When he returned to Canada he also returned to coaching at Sherbrooke University, where he’d worked in the ’90s, before taking the reins of the national team.
But Europe was his graduate school.
“I got to learn a lot,” he says.
The centre and more training is important. But it’s also important that his players believe they can be winners.
“We’ve reached a certain point in our game and now we’ve got to polish it a little, but our guys are not afraid to play anyone now,” he says.
The team has a break from competition this summer.
“It was a good World League, now it becomes the past for me,” says Hoag. “I evaluate and I measure and we get back in the gym in August.”
Their next competition is NORCECA, which covers North and Central American and the Caribbean, in Vancouver at the end of September.

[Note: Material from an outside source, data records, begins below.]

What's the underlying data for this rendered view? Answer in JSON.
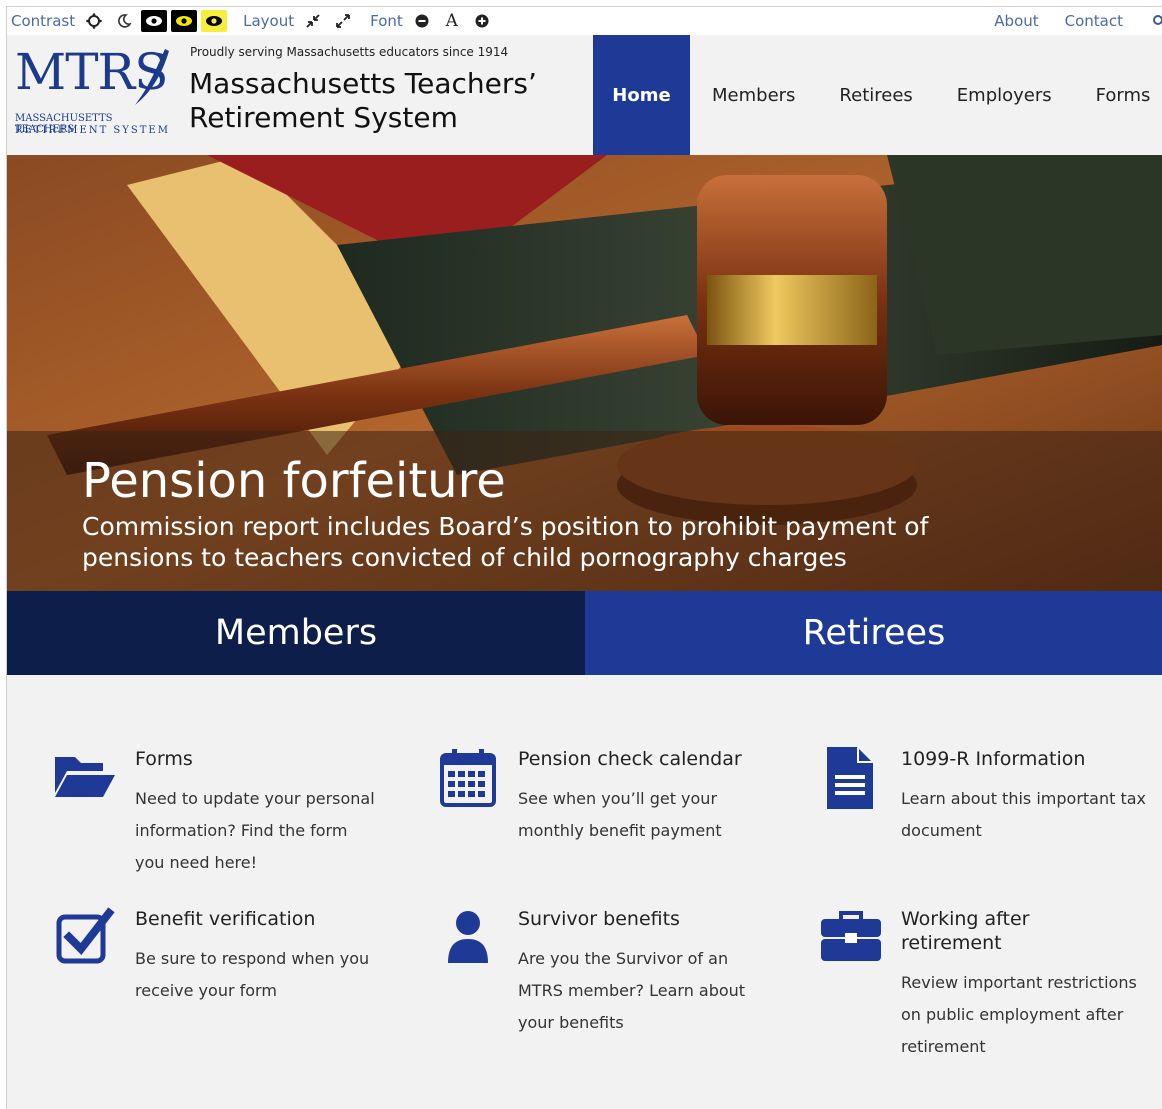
{
  "toolbar": {
    "contrast_label": "Contrast",
    "layout_label": "Layout",
    "font_label": "Font",
    "font_letter": "A",
    "about": "About",
    "contact": "Contact"
  },
  "header": {
    "logo_text": "MTRS",
    "logo_sub1": "MASSACHUSETTS TEACHERS'",
    "logo_sub2": "RETIREMENT SYSTEM",
    "tagline": "Proudly serving Massachusetts educators since 1914",
    "site_name": "Massachusetts Teachers’ Retirement System"
  },
  "nav": {
    "items": [
      "Home",
      "Members",
      "Retirees",
      "Employers",
      "Forms"
    ]
  },
  "hero": {
    "title": "Pension forfeiture",
    "subtitle": "Commission report includes Board’s position to prohibit payment of pensions to teachers convicted of child pornography charges"
  },
  "big_buttons": {
    "members": "Members",
    "retirees": "Retirees"
  },
  "cards": {
    "forms": {
      "title": "Forms",
      "desc": "Need to update your personal information? Find the form you need here!",
      "icon": "folder-open-icon"
    },
    "calendar": {
      "title": "Pension check calendar",
      "desc": "See when you’ll get your monthly benefit payment",
      "icon": "calendar-icon"
    },
    "tax": {
      "title": "1099-R Information",
      "desc": "Learn about this important tax document",
      "icon": "document-icon"
    },
    "verification": {
      "title": "Benefit verification",
      "desc": "Be sure to respond when you receive your form",
      "icon": "checkbox-icon"
    },
    "survivor": {
      "title": "Survivor benefits",
      "desc": "Are you the Survivor of an MTRS member? Learn about your benefits",
      "icon": "person-icon"
    },
    "working": {
      "title": "Working after retirement",
      "desc": "Review important restrictions on public employment after retirement",
      "icon": "briefcase-icon"
    }
  },
  "colors": {
    "primary_blue": "#1e3a96",
    "navy": "#0e1e4a",
    "page_bg": "#f2f2f2"
  }
}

The Canadians will face rivals such as Cuba, Puerto Rico, Mexico and the United States.
“I still have to work a lot on the skills,” says the coach.
Cracking the top five in the World League is great but Hoag says they aren’t letting it go to their heads as they prepare for the world championships next year and hopefully the Olympics in 2016. The Canadian men haven’t qualified for the Summer Games since 1992.
“I’m happy that we grew but I don’t pay attention to the world ranking too much. … We can beat some teams that are ahead of us and we can also lose to teams that are behind.
“And it’s because volleyball is so competitive worldwide.”
To keep moving forward, middle blocker Adam Simac says the team has to eliminate inconsistencies and the kind of unforced errors they made against Brazil.
It’s even more important now that they aren’t so far under everyone’s radar, but that attention should also help force a little focus.
“We’ve kind of served notice to the world, ‘You can’t take Canada lightly any more,’” he said.
“Every team that plays us is going to be ready for us and is going to be gunning for us. That will make our focus a little bit better and hopefully we deliver a more refined product.”